Pfizer and Moderna raise their prices for Europe
Pfizer and Moderna have raised the prices for vaccines in Europe. Doses of Pfizer will go from €15.50 to €19.50 and €19 to €21 for Moderna.
Pfizer and Moderna have raised the prices of their vaccines for Europe. According to an exclusive published by The Financial Times, the Pfizer vaccine will go from 15.50 to 19.50 euros and Moderna, from 19 to 21 euros. It means a rise of between 10 and 25% in the prices of some of the only available defenses against the coronavirus.
The two U.S. companies have declined to give explanations after the publication of their prices. However, the European Union has slipped through third sources that these negotiations had already closed months ago. Their goal was to ensure that the doses were produced on European soil. The Pfizer vaccine is produced 50% with the German company, BioNTech.
The activist organization People’s Vaccine has denounced that Pfizer and Moderna behave as an “oligopoly” to pressure governments around the world and obtained a $41 billion profit. According to the entity's calculations, the EU would have already paid more than all of its budget for vaccines to the two companies.
Despite the news, it is impossible to know if Europe is paying for vaccines that are more expensive or cheaper than the United States. The price paid by other countries is not in the public domain either.
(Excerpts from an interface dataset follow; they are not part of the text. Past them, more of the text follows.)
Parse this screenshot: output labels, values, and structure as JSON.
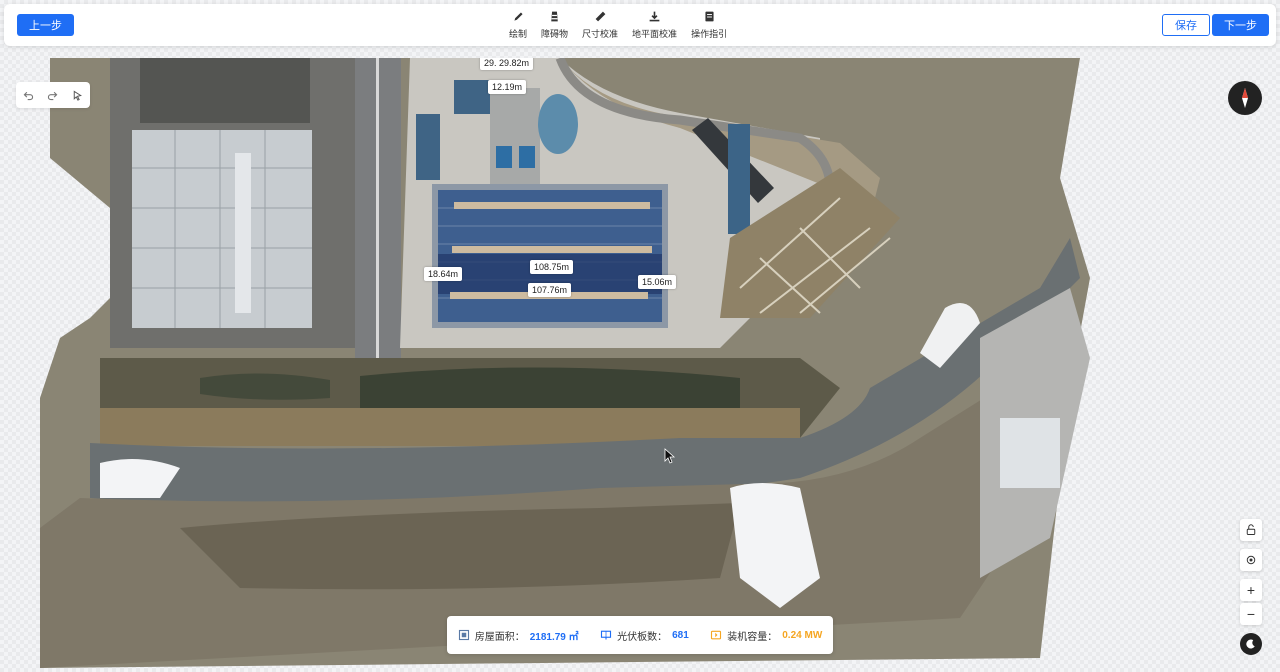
{
  "toolbar": {
    "prev_label": "上一步",
    "save_label": "保存",
    "next_label": "下一步",
    "tools": [
      {
        "label": "绘制",
        "icon": "pen-icon"
      },
      {
        "label": "障碍物",
        "icon": "obstacle-icon"
      },
      {
        "label": "尺寸校准",
        "icon": "ruler-icon"
      },
      {
        "label": "地平面校准",
        "icon": "ground-icon"
      },
      {
        "label": "操作指引",
        "icon": "guide-icon"
      }
    ]
  },
  "measurements": {
    "m1": "29. 29.82m",
    "m2": "12.19m",
    "m3": "18.64m",
    "m4": "108.75m",
    "m5": "15.06m",
    "m6": "107.76m"
  },
  "stats": {
    "area_label": "房屋面积：",
    "area_value": "2181.79 ㎡",
    "panels_label": "光伏板数：",
    "panels_value": "681",
    "capacity_label": "装机容量：",
    "capacity_value": "0.24 MW"
  },
  "colors": {
    "primary": "#1f6ef5",
    "capacity": "#f5a623"
  }
}
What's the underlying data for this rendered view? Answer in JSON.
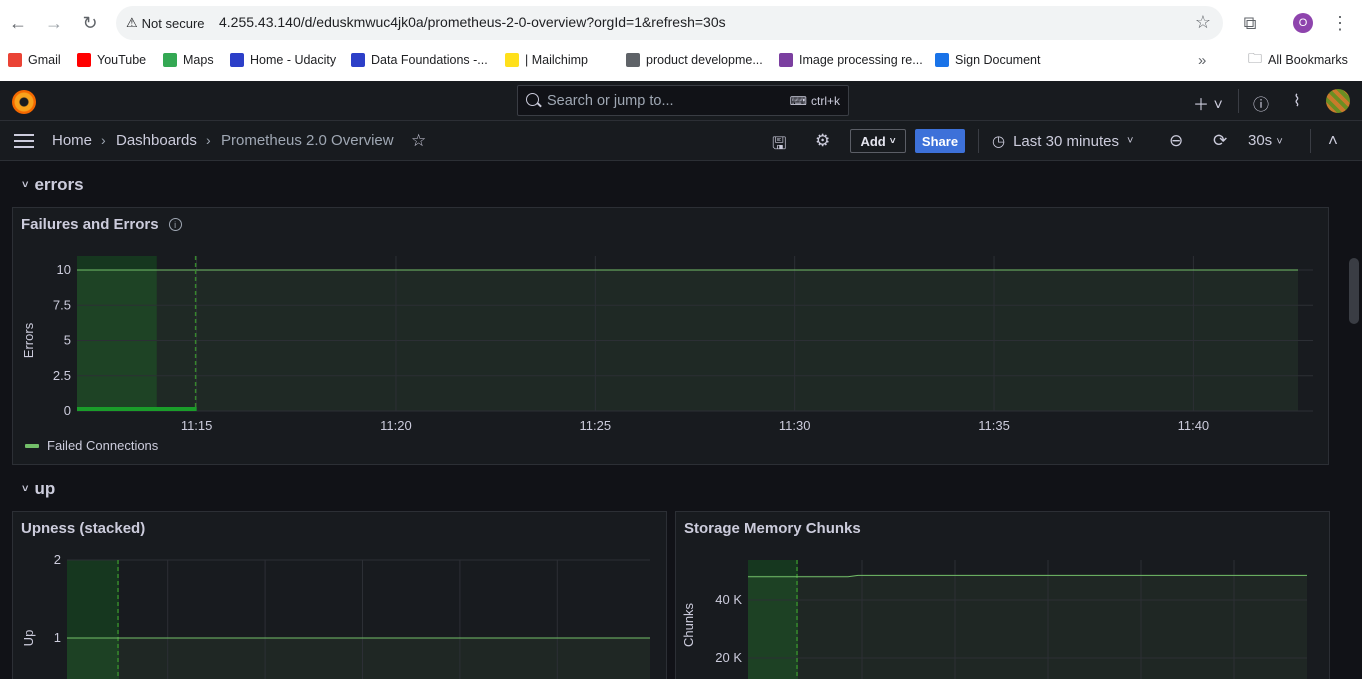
{
  "browser": {
    "security_label": "Not secure",
    "url": "4.255.43.140/d/eduskmwuc4jk0a/prometheus-2-0-overview?orgId=1&refresh=30s",
    "profile_initial": "O",
    "bookmarks": [
      {
        "label": "Gmail",
        "icon": "gmail-icon",
        "color": "#ea4335"
      },
      {
        "label": "YouTube",
        "icon": "youtube-icon",
        "color": "#ff0000"
      },
      {
        "label": "Maps",
        "icon": "maps-icon",
        "color": "#34a853"
      },
      {
        "label": "Home - Udacity",
        "icon": "udacity-icon",
        "color": "#2c3fc8"
      },
      {
        "label": "Data Foundations -...",
        "icon": "udacity-icon",
        "color": "#2c3fc8"
      },
      {
        "label": "| Mailchimp",
        "icon": "mailchimp-icon",
        "color": "#ffe01b"
      },
      {
        "label": "product developme...",
        "icon": "globe-icon",
        "color": "#5f6368"
      },
      {
        "label": "Image processing re...",
        "icon": "jpg-icon",
        "color": "#7b3fa0"
      },
      {
        "label": "Sign Document",
        "icon": "sign-icon",
        "color": "#1a73e8"
      }
    ],
    "overflow_label": "»",
    "all_bookmarks": "All Bookmarks"
  },
  "grafana": {
    "search_placeholder": "Search or jump to...",
    "search_shortcut": "ctrl+k",
    "breadcrumbs": [
      "Home",
      "Dashboards",
      "Prometheus 2.0 Overview"
    ],
    "add_label": "Add",
    "share_label": "Share",
    "time_range": "Last 30 minutes",
    "refresh_interval": "30s"
  },
  "rows": [
    {
      "title": "errors"
    },
    {
      "title": "up"
    }
  ],
  "panels": {
    "failures": {
      "title": "Failures and Errors",
      "legend": "Failed Connections"
    },
    "upness": {
      "title": "Upness (stacked)"
    },
    "storage": {
      "title": "Storage Memory Chunks"
    }
  },
  "chart_data": [
    {
      "type": "line",
      "title": "Failures and Errors",
      "ylabel": "Errors",
      "ylim": [
        0,
        10
      ],
      "y_ticks": [
        "0",
        "2.5",
        "5",
        "7.5",
        "10"
      ],
      "x_ticks": [
        "11:15",
        "11:20",
        "11:25",
        "11:30",
        "11:35",
        "11:40"
      ],
      "series": [
        {
          "name": "Failed Connections",
          "x": [
            "11:12",
            "11:15",
            "11:42"
          ],
          "values": [
            0,
            0,
            0
          ]
        }
      ],
      "threshold": {
        "value": 10,
        "color": "#73bf69"
      },
      "grid": true,
      "legend": "bottom-left"
    },
    {
      "type": "line",
      "title": "Upness (stacked)",
      "ylabel": "Up",
      "y_ticks": [
        "1",
        "2"
      ],
      "series": [
        {
          "x": [
            "11:12",
            "11:42"
          ],
          "values": [
            1,
            1
          ]
        }
      ],
      "grid": true
    },
    {
      "type": "line",
      "title": "Storage Memory Chunks",
      "ylabel": "Chunks",
      "y_ticks": [
        "20 K",
        "40 K"
      ],
      "series": [
        {
          "x": [
            "11:12",
            "11:42"
          ],
          "values": [
            48000,
            48500
          ]
        }
      ],
      "grid": true
    }
  ],
  "colors": {
    "accent": "#3d71d9",
    "series_green": "#73bf69",
    "bg": "#111217",
    "panel": "#181b1f"
  }
}
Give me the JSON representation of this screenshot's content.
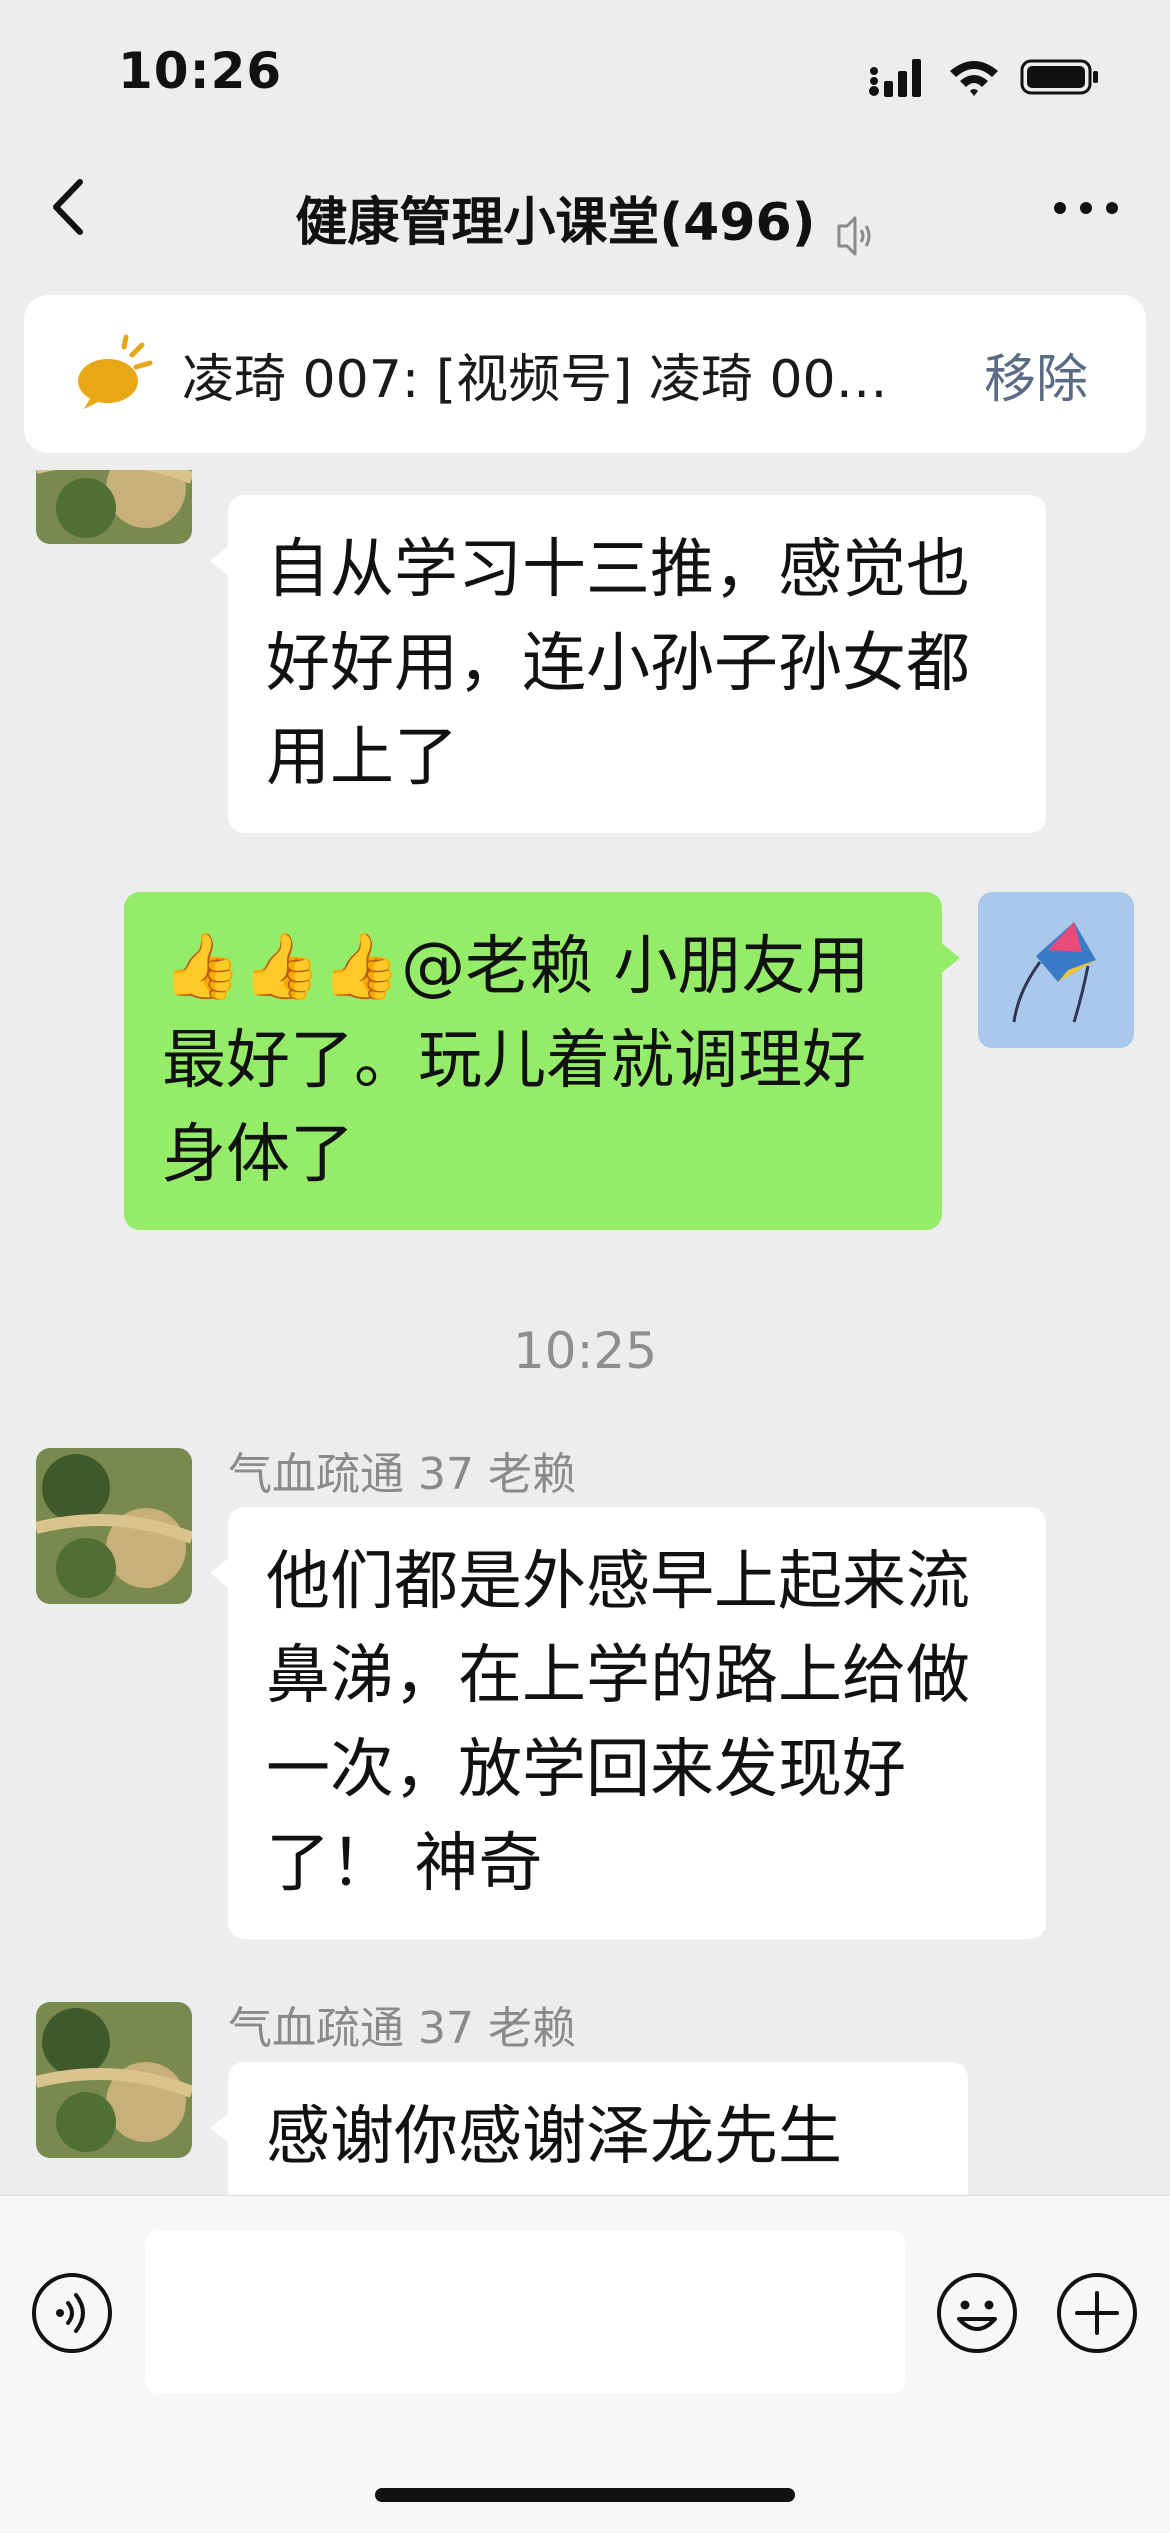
{
  "status_bar": {
    "time": "10:26"
  },
  "header": {
    "title": "健康管理小课堂(496)"
  },
  "pinned": {
    "text": "凌琦 007: [视频号] 凌琦 00…",
    "remove_label": "移除"
  },
  "messages": [
    {
      "side": "left",
      "sender": "",
      "text": "自从学习十三推，感觉也好好用，连小孙子孙女都用上了"
    },
    {
      "side": "right",
      "emoji_prefix": "👍👍👍",
      "text": "@老赖 小朋友用最好了。玩儿着就调理好身体了"
    },
    {
      "timestamp": "10:25"
    },
    {
      "side": "left",
      "sender": "气血疏通 37 老赖",
      "text": "他们都是外感早上起来流鼻涕，在上学的路上给做一次，放学回来发现好了！ 神奇"
    },
    {
      "side": "left",
      "sender": "气血疏通 37 老赖",
      "text": "感谢你感谢泽龙先生"
    }
  ],
  "colors": {
    "green_bubble": "#95ec69",
    "white_bubble": "#ffffff",
    "background": "#ededed",
    "link_gray_blue": "#5b6b85"
  },
  "icons": [
    "back-chevron-icon",
    "mute-icon",
    "more-icon",
    "pin-speaker-icon",
    "voice-icon",
    "emoji-icon",
    "plus-icon"
  ]
}
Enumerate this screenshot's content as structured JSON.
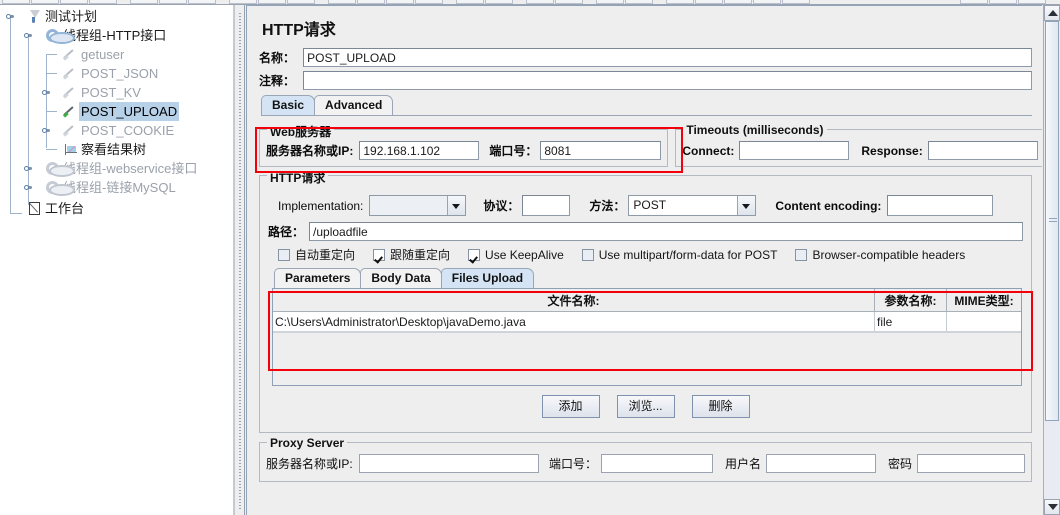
{
  "window": {
    "scrollbar_thumb_label": "vertical-scrollbar"
  },
  "tree": {
    "nodes": [
      {
        "label": "测试计划",
        "icon": "test-plan-icon",
        "state": "normal",
        "depth": 0
      },
      {
        "label": "线程组-HTTP接口",
        "icon": "thread-group-icon",
        "state": "normal",
        "depth": 1
      },
      {
        "label": "getuser",
        "icon": "http-sampler-icon",
        "state": "disabled",
        "depth": 2
      },
      {
        "label": "POST_JSON",
        "icon": "http-sampler-icon",
        "state": "disabled",
        "depth": 2
      },
      {
        "label": "POST_KV",
        "icon": "http-sampler-icon",
        "state": "disabled",
        "depth": 2
      },
      {
        "label": "POST_UPLOAD",
        "icon": "http-sampler-icon",
        "state": "selected",
        "depth": 2
      },
      {
        "label": "POST_COOKIE",
        "icon": "http-sampler-icon",
        "state": "disabled",
        "depth": 2
      },
      {
        "label": "察看结果树",
        "icon": "view-results-tree-icon",
        "state": "normal",
        "depth": 2
      },
      {
        "label": "线程组-webservice接口",
        "icon": "thread-group-icon",
        "state": "disabled",
        "depth": 1
      },
      {
        "label": "线程组-链接MySQL",
        "icon": "thread-group-icon",
        "state": "disabled",
        "depth": 1
      },
      {
        "label": "工作台",
        "icon": "workbench-icon",
        "state": "normal",
        "depth": 0
      }
    ]
  },
  "main": {
    "title": "HTTP请求",
    "name_label": "名称：",
    "name_value": "POST_UPLOAD",
    "comment_label": "注释：",
    "comment_value": "",
    "tabs": [
      {
        "label": "Basic",
        "selected": true
      },
      {
        "label": "Advanced",
        "selected": false
      }
    ],
    "web_server": {
      "group_title": "Web服务器",
      "server_label": "服务器名称或IP:",
      "server_value": "192.168.1.102",
      "port_label": "端口号：",
      "port_value": "8081"
    },
    "timeouts": {
      "group_title": "Timeouts (milliseconds)",
      "connect_label": "Connect:",
      "connect_value": "",
      "response_label": "Response:",
      "response_value": ""
    },
    "http_request": {
      "group_title": "HTTP请求",
      "implementation_label": "Implementation:",
      "implementation_value": "",
      "protocol_label": "协议：",
      "protocol_value": "",
      "method_label": "方法：",
      "method_value": "POST",
      "content_encoding_label": "Content encoding:",
      "content_encoding_value": "",
      "path_label": "路径：",
      "path_value": "/uploadfile",
      "checkboxes": [
        {
          "label": "自动重定向",
          "checked": false
        },
        {
          "label": "跟随重定向",
          "checked": true
        },
        {
          "label": "Use KeepAlive",
          "checked": true
        },
        {
          "label": "Use multipart/form-data for POST",
          "checked": false
        },
        {
          "label": "Browser-compatible headers",
          "checked": false
        }
      ],
      "data_tabs": [
        {
          "label": "Parameters",
          "selected": false
        },
        {
          "label": "Body Data",
          "selected": false
        },
        {
          "label": "Files Upload",
          "selected": true
        }
      ],
      "files_table": {
        "columns": [
          "文件名称:",
          "参数名称:",
          "MIME类型:"
        ],
        "rows": [
          [
            "C:\\Users\\Administrator\\Desktop\\javaDemo.java",
            "file",
            ""
          ]
        ]
      },
      "buttons": [
        {
          "label": "添加"
        },
        {
          "label": "浏览..."
        },
        {
          "label": "删除"
        }
      ]
    },
    "proxy_server": {
      "group_title": "Proxy Server",
      "server_label": "服务器名称或IP:",
      "server_value": "",
      "port_label": "端口号：",
      "port_value": "",
      "username_label": "用户名",
      "username_value": "",
      "password_label": "密码",
      "password_value": ""
    }
  },
  "colors": {
    "highlight": "#f4000a",
    "selected_tab_bg": "#d4e4f5",
    "tree_selection_bg": "#b6d1e8",
    "panel_bg": "#eeeeee"
  }
}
The pharmaceutical companies assured at the beginning of the distribution of the vaccines that the prices would be cheaper for poor or developing countries.
The success of the vaccines, which manage to avoid death and the most serious outcomes of the disease, have pushed the price higher. In addition, the supply chains of Pfizer and Moderna far exceed those of AstraZeneca and Janssen.
Despite press publications, the European Commission has always refused to confirm the figures of some agreements that are confidential.
It is not the first time that the price of vaccines has been revealed in Europe. The first negotiation was one of the best-kept secrets until December 2020. Then, the Secretary of State for the Public Budget of Belgium posted the figures on her Twitter account, which revealed her country had paid 12 euros for each Pfizer vaccine, 14.7 for each of Moderna and 1.78 for AstraZeneca doses. After a few hours, the post was deleted.
In January of this year, the EU decided to publish parts of the contract with AstraZeneca after the British company began to delay the delivery of doses without reason. In it, it could be seen that the continent was buying 300 million doses in advance, although prices and delivery times were not disclosed.
What the publication did confirm is that the company promised to deliver vaccines manufactured from any of its production plants, including those located in the United Kingdom. No further information was available because 95% of the contract was crossed out at the request of AstraZeneca.